In Captain Sonar, 4-8 players will split into two teams, each controlling one submarine. They will sit on opposite sides of the table and assume one of the four command roles. Perhaps you’re the Captain, deciding where your team’s submarine will move. Perhaps you’re the Radio Operator, listening into the other team’s Captain, trying to figure out where they are. Maybe you’re the Engineer, trying to keep the ship from sinking while preparing torpedoes for battle. Or maybe you’re the Chief Mate, charging the various gadgets in your submarine and deploying them as necessary.
It’s like team cat-and-mouse, blending hidden movement with the tension and urgency you can only find in a real-time game. This game does have a rather demanding player count but if your gaming group is on the large side, Captain Sonar is ideal with a full eight players! However if this looks a bit too complicated, or you prefer a smaller player count, there is also a simpler 2-4 player version available called Sonar Family.
From the designer of Codenames comes Galaxy Trucker, an underrated gem of a real-time game. In this strange space game, you are racing to build a spaceship from frantically scavenged components after which you will have to send them into space and cross your fingers that they survive the onslaught of galactic hazards.
Basically, Galaxy Trucker is a real-time tile-laying game. During a round, all players will simultaneously start grabbing tiles from a face down sprawl in the middle of the table, flipping them over and deciding, as quickly as possible, where to put them in their spaceships—or whether they want them at all! You need engines for the ship to fly, but the engines need batteries, and what about cannons and cabins and cargo holds?
And then, you move to phase two—actually flying the ship. Here is where you will use your engines and your cannons and your cargo holds to zoom through a series of randomised cards, blasting enemies, picking up goods, and making money.
This game first released in 2007 and hence, it has that kind of retro feel to it. The art style might be appealing to some, but to others, it might appear outdated. However, if you’re looking for a real-time game that gives you a sense of progress and personal achievement, Galaxy Trucker with its mechanics of building and improving your own unique ships, scratches that itch nicely.
From the publishers of board game heavyweights, Wingspan and Scythe (yeah, I bet you‘ve heard of those games before), comes Pendulum, the quietly underappreciated real-time worker placement game. Yes, you heard me right—worker placement.
In Pendulum, players are nobles vying to be the next ruler. Much like any other worker placement, you must gain different resources, move up different victory tracks, and expand your provinces. Unlike many of the other games on this list, Pendulum is rich and complex, slightly heavier. The decisions you are making are much the same as a typical Euro game—but you have to make them in real time.

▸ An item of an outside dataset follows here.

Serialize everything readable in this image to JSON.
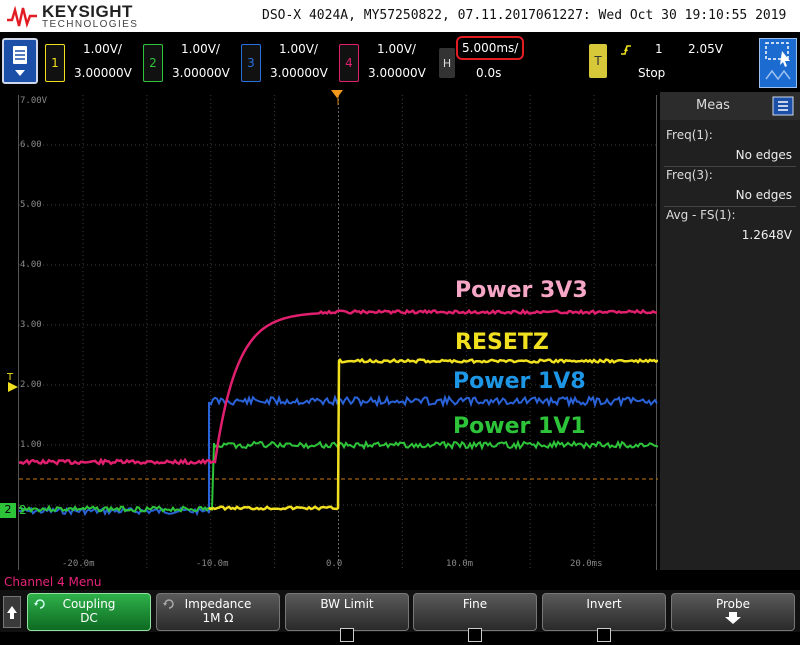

In Pendulum, time is treated more like any other resource than something to race against. Like a resource, you must spend your time with care and thought. Yes, there is an element of quick thinking and frantic decisions, but far less than in the other games on this list.
However, like Captain Sonar, Pendulum does come with a turn-based variant that is thorough and fleshed out. Some people actually prefer the turn-based variant over the real-time one, depending on what mood they’re in, and it’s wonderful that this game gives you that option, especially when you’re learning the game and the real-time seems a bit overwhelming.
With Pendulum, you are getting both an innovative real-time Euro game and a beautiful traditional worker placement, all in one beautiful box.
In summary, if you’re looking for...
Something frantic and cooperative? Magic Maze.
A party game where you can nuke your friends? We’re Doomed.
A team version of Battleship? Captain Sonar.
A tile-laying game in space? Galaxy Trucker.
A worker placement abstract game? Pendulum.
And there we have it! Our top 5 real time board games! What do you think? Did we miss anything? Let us know in the comments below!